as a recurrent pattern. (Twice seems like just coincidence, but
the third time is the charm.) But notice that in the 4x pattern,
what is emphasized is exactly the difference of the fourth time:
Patroklos is attacked and rebuffed three times, but the FOURTH
time... So it seems to me like the 4x pattern is a way of emphasizing
the significance and singularity of whatever happens that fourth
time--in other words, it's a technique for building suspense.
(Or like the 'priamel' structure we discussed in class.)
Also, just for your own entertainment, Nick, I thought I'd add
that the number 4 was EXTREMELY important in Pythagorean numerology.
The key is that if you make an equilateral triangle out of dots
arranged in four rows, like this:
. . .
. . . .
you end up with 10 dots; that is, 1 + 2 +3 + 4 = 10, and 10 is
a perfect number in Pythagorean thinking. Pythagoras called this
geometrical pattern the "tetraktys." Those first four
integers are like basic elements of the universe, and they also
relate to musical theory. Here's a quote from the Oxford Classical
Dictionary's entry on Pythagoras which explains the whole thing:
The scientific tradition ascribes to Pythagoras a number of important
discoveries, including the famous geometric theorem that still
bears his name. Even more significant for Pythagorean thought
is the discovery of the musical consonances: the ratios 2 : 1,
3 : 2, and 4 : 3 representing the length of strings corresponding
to the octave and the basic harmonies (the fifth and the fourth).
These ratios are displayed in the tetractys, an equilateral triangle
composed of 10 dots; the Pythagoreans swear an oath by Pythagoras
as author of the tetractys. The same ratios are presumably reflected
in the music of the spheres, which Pythagoras alone was said to
Hope you find that interesting, Nick.
I hesitate to read too much into the significance of such a small
detail in a poet so long as the Iliad, but on the way to my chemistry
review session plus with the help of the internet, I thought a
few more instances where four is important in the Iliad.
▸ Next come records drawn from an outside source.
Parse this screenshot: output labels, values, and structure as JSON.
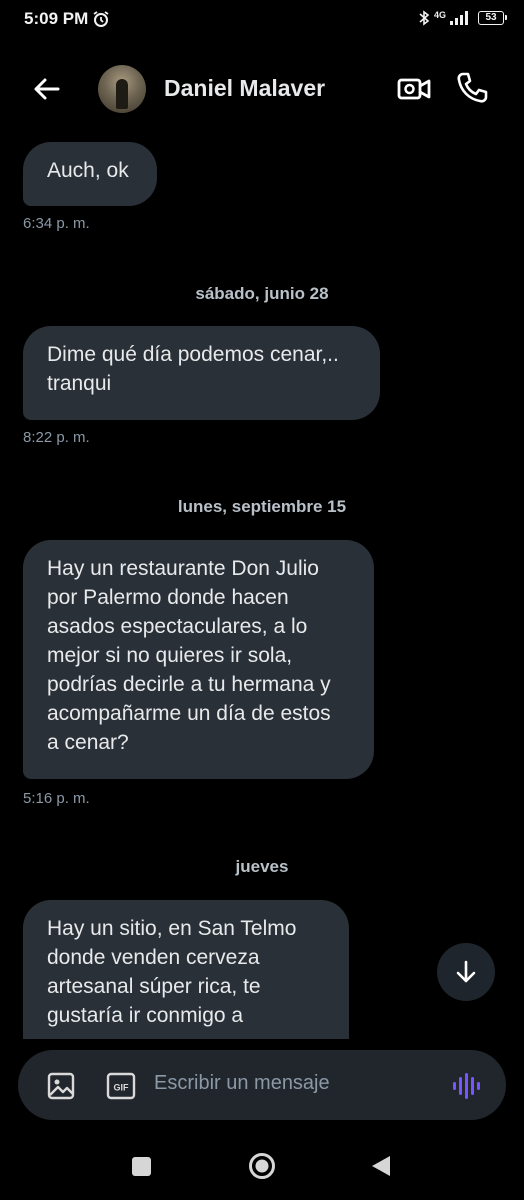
{
  "status_bar": {
    "time": "5:09 PM",
    "network": "4G",
    "battery": "53"
  },
  "header": {
    "contact_name": "Daniel Malaver"
  },
  "messages": [
    {
      "lines": [
        "Auch, ok"
      ],
      "time": "6:34 p. m."
    },
    {
      "date": "sábado, junio 28",
      "lines": [
        "Dime qué día podemos cenar,..",
        "tranqui"
      ],
      "time": "8:22 p. m."
    },
    {
      "date": "lunes, septiembre 15",
      "lines": [
        "Hay un restaurante Don Julio",
        "por Palermo donde hacen",
        "asados espectaculares, a lo",
        "mejor si no quieres ir sola,",
        "podrías decirle a tu hermana y",
        "acompañarme un día de estos",
        "a cenar?"
      ],
      "time": "5:16 p. m."
    },
    {
      "date": "jueves",
      "lines": [
        "Hay un sitio, en San Telmo",
        "donde venden cerveza",
        "artesanal súper rica, te",
        "gustaría ir conmigo a"
      ]
    }
  ],
  "composer": {
    "placeholder": "Escribir un mensaje",
    "gif_label": "GIF"
  },
  "colors": {
    "background": "#000000",
    "bubble": "#2a3038",
    "accent_voice": "#7856ff"
  },
  "icons": [
    "back-arrow-icon",
    "video-call-icon",
    "phone-icon",
    "image-icon",
    "gif-icon",
    "voice-icon",
    "arrow-down-icon",
    "alarm-icon",
    "bluetooth-icon",
    "signal-icon",
    "battery-icon"
  ]
}
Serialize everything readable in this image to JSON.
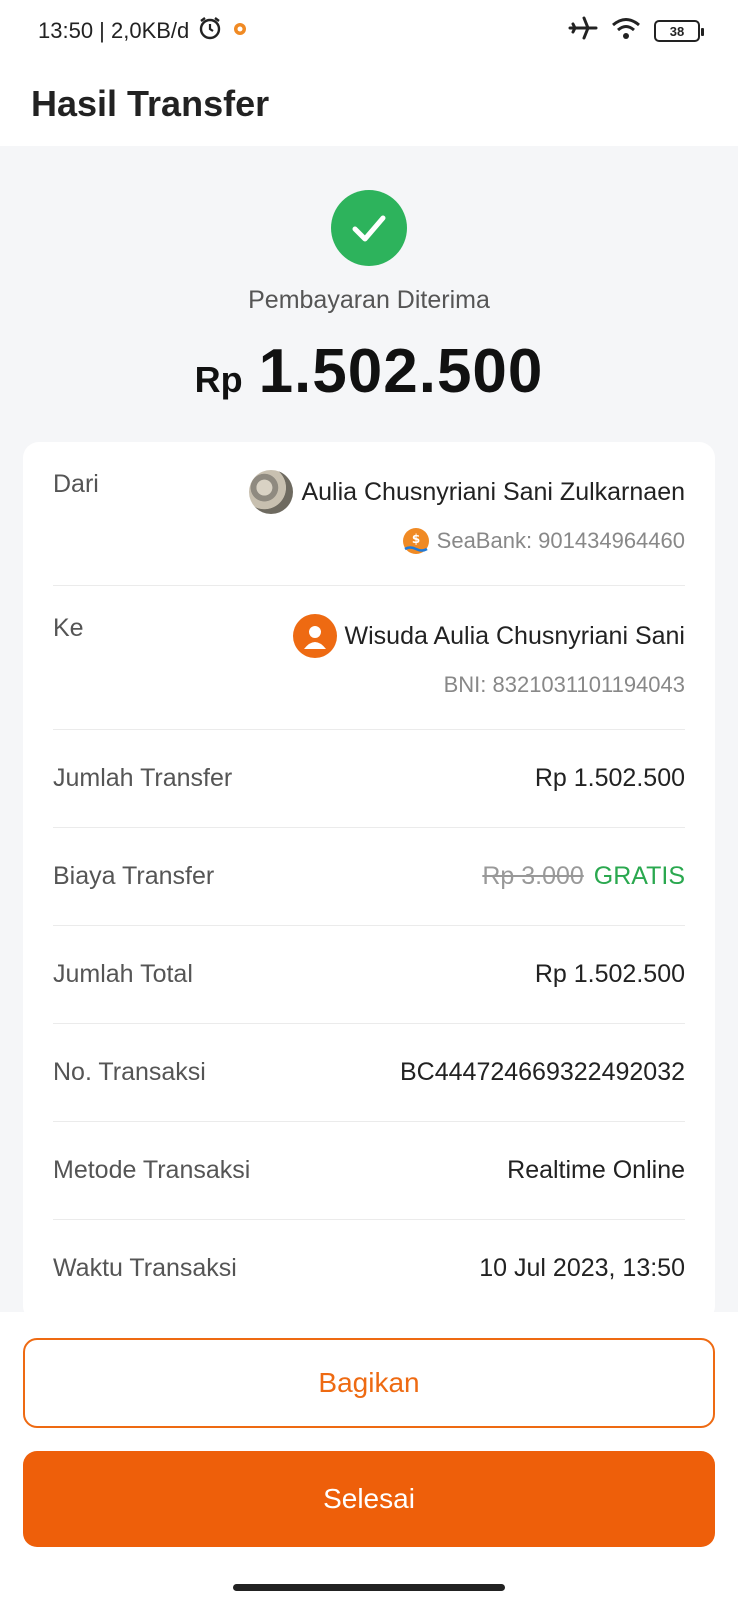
{
  "status_bar": {
    "time_speed": "13:50 | 2,0KB/d",
    "battery": "38"
  },
  "header": {
    "title": "Hasil Transfer"
  },
  "hero": {
    "status": "Pembayaran Diterima",
    "currency": "Rp",
    "amount": "1.502.500",
    "success_color": "#2db35c"
  },
  "details": {
    "from": {
      "label": "Dari",
      "name": "Aulia Chusnyriani Sani Zulkarnaen",
      "account": "SeaBank: 901434964460"
    },
    "to": {
      "label": "Ke",
      "name": "Wisuda Aulia Chusnyriani Sani",
      "account": "BNI: 8321031101194043"
    },
    "rows": [
      {
        "label": "Jumlah Transfer",
        "value": "Rp 1.502.500"
      },
      {
        "label": "Biaya Transfer",
        "strike": "Rp 3.000",
        "value": "GRATIS"
      },
      {
        "label": "Jumlah Total",
        "value": "Rp 1.502.500"
      },
      {
        "label": "No. Transaksi",
        "value": "BC444724669322492032"
      },
      {
        "label": "Metode Transaksi",
        "value": "Realtime Online"
      },
      {
        "label": "Waktu Transaksi",
        "value": "10 Jul 2023, 13:50"
      }
    ]
  },
  "actions": {
    "share_label": "Bagikan",
    "done_label": "Selesai",
    "accent_color": "#ee5f0a"
  }
}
There
are four winds, right?? I suppose this might have some navigational
significance. There are four seasons in a year. Since opa (ora)
means the same as the hora of a hero, this might be interesting.
Another interesting angle is that there are four rivers in Hades,
right? - Styx, Acheron and another two that I cant remember. Since
the Iliad is closely related with going to the underworld, this
might be interesting. It seems that any time one of our hero does
something for a fourth time, a death is brought about, hence a
connection to the four rivers of Hades.
Just a thought,
PS Go ahead a publish this